(Entries from a dataset of interfaces)
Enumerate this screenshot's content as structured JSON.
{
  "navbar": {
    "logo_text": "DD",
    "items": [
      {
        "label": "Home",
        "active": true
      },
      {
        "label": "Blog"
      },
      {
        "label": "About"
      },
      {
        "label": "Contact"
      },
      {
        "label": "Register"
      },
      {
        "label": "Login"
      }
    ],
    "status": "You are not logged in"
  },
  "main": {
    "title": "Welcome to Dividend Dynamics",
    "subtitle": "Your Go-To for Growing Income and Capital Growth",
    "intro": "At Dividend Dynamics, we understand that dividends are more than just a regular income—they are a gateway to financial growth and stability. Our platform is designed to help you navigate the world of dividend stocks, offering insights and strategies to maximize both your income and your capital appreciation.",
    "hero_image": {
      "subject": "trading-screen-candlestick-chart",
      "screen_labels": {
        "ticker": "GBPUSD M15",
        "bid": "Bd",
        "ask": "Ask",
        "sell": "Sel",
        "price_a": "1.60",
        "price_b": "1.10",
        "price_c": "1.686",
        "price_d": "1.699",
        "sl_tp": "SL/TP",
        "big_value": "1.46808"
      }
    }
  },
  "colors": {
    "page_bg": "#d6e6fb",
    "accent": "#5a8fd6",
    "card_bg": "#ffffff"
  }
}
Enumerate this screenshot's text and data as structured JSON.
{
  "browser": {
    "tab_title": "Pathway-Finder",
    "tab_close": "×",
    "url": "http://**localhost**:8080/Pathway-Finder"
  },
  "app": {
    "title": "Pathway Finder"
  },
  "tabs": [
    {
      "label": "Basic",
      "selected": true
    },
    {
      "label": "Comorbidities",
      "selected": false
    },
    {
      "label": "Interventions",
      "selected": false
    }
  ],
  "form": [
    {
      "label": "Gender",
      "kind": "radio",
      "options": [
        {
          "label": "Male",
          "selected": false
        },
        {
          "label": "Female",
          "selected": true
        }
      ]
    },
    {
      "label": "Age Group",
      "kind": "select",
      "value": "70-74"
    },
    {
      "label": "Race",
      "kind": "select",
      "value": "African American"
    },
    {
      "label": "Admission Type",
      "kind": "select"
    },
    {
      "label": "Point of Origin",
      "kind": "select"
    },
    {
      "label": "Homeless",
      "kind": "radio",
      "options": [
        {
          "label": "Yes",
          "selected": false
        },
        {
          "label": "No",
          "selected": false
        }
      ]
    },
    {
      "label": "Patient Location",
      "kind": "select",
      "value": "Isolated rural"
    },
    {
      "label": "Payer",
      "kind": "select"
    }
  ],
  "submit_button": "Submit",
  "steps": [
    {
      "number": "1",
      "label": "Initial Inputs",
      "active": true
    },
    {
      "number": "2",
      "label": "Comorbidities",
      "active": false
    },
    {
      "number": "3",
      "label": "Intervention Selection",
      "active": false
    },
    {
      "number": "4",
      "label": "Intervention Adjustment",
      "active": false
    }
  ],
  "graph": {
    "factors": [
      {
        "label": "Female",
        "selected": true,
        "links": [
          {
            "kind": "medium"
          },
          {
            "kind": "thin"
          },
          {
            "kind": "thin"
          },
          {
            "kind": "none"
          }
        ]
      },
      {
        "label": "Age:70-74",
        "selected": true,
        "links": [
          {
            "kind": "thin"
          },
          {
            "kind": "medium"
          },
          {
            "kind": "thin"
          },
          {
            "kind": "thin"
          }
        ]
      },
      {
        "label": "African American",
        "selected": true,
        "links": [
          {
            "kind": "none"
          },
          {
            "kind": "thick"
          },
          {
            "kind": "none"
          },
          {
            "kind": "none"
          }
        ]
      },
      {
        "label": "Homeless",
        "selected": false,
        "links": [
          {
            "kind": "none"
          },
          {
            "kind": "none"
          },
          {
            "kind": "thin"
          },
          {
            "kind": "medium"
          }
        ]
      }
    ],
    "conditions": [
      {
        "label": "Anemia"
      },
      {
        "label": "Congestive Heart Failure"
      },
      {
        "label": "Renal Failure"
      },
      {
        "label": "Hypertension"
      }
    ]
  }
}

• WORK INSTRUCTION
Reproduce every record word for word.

• EXPECTED ANSWER
Enumerate this screenshot's content as structured JSON.
{
  "navbar": {
    "logo_text": "DD",
    "items": [
      {
        "label": "Home",
        "active": true
      },
      {
        "label": "Blog"
      },
      {
        "label": "About"
      },
      {
        "label": "Contact"
      },
      {
        "label": "Register"
      },
      {
        "label": "Login"
      }
    ],
    "status": "You are not logged in"
  },
  "main": {
    "title": "Welcome to Dividend Dynamics",
    "subtitle": "Your Go-To for Growing Income and Capital Growth",
    "intro": "At Dividend Dynamics, we understand that dividends are more than just a regular income—they are a gateway to financial growth and stability. Our platform is designed to help you navigate the world of dividend stocks, offering insights and strategies to maximize both your income and your capital appreciation.",
    "hero_image": {
      "subject": "trading-screen-candlestick-chart",
      "screen_labels": {
        "ticker": "GBPUSD M15",
        "bid": "Bd",
        "ask": "Ask",
        "sell": "Sel",
        "price_a": "1.60",
        "price_b": "1.10",
        "price_c": "1.686",
        "price_d": "1.699",
        "sl_tp": "SL/TP",
        "big_value": "1.46808"
      }
    }
  },
  "colors": {
    "page_bg": "#d6e6fb",
    "accent": "#5a8fd6",
    "card_bg": "#ffffff"
  }
}
Enumerate this screenshot's text and data as structured JSON.
{
  "browser": {
    "tab_title": "Pathway-Finder",
    "tab_close": "×",
    "url": "http://**localhost**:8080/Pathway-Finder"
  },
  "app": {
    "title": "Pathway Finder"
  },
  "tabs": [
    {
      "label": "Basic",
      "selected": true
    },
    {
      "label": "Comorbidities",
      "selected": false
    },
    {
      "label": "Interventions",
      "selected": false
    }
  ],
  "form": [
    {
      "label": "Gender",
      "kind": "radio",
      "options": [
        {
          "label": "Male",
          "selected": false
        },
        {
          "label": "Female",
          "selected": true
        }
      ]
    },
    {
      "label": "Age Group",
      "kind": "select",
      "value": "70-74"
    },
    {
      "label": "Race",
      "kind": "select",
      "value": "African American"
    },
    {
      "label": "Admission Type",
      "kind": "select"
    },
    {
      "label": "Point of Origin",
      "kind": "select"
    },
    {
      "label": "Homeless",
      "kind": "radio",
      "options": [
        {
          "label": "Yes",
          "selected": false
        },
        {
          "label": "No",
          "selected": false
        }
      ]
    },
    {
      "label": "Patient Location",
      "kind": "select",
      "value": "Isolated rural"
    },
    {
      "label": "Payer",
      "kind": "select"
    }
  ],
  "submit_button": "Submit",
  "steps": [
    {
      "number": "1",
      "label": "Initial Inputs",
      "active": true
    },
    {
      "number": "2",
      "label": "Comorbidities",
      "active": false
    },
    {
      "number": "3",
      "label": "Intervention Selection",
      "active": false
    },
    {
      "number": "4",
      "label": "Intervention Adjustment",
      "active": false
    }
  ],
  "graph": {
    "factors": [
      {
        "label": "Female",
        "selected": true,
        "links": [
          {
            "kind": "medium"
          },
          {
            "kind": "thin"
          },
          {
            "kind": "thin"
          },
          {
            "kind": "none"
          }
        ]
      },
      {
        "label": "Age:70-74",
        "selected": true,
        "links": [
          {
            "kind": "thin"
          },
          {
            "kind": "medium"
          },
          {
            "kind": "thin"
          },
          {
            "kind": "thin"
          }
        ]
      },
      {
        "label": "African American",
        "selected": true,
        "links": [
          {
            "kind": "none"
          },
          {
            "kind": "thick"
          },
          {
            "kind": "none"
          },
          {
            "kind": "none"
          }
        ]
      },
      {
        "label": "Homeless",
        "selected": false,
        "links": [
          {
            "kind": "none"
          },
          {
            "kind": "none"
          },
          {
            "kind": "thin"
          },
          {
            "kind": "medium"
          }
        ]
      }
    ],
    "conditions": [
      {
        "label": "Anemia"
      },
      {
        "label": "Congestive Heart Failure"
      },
      {
        "label": "Renal Failure"
      },
      {
        "label": "Hypertension"
      }
    ]
  }
}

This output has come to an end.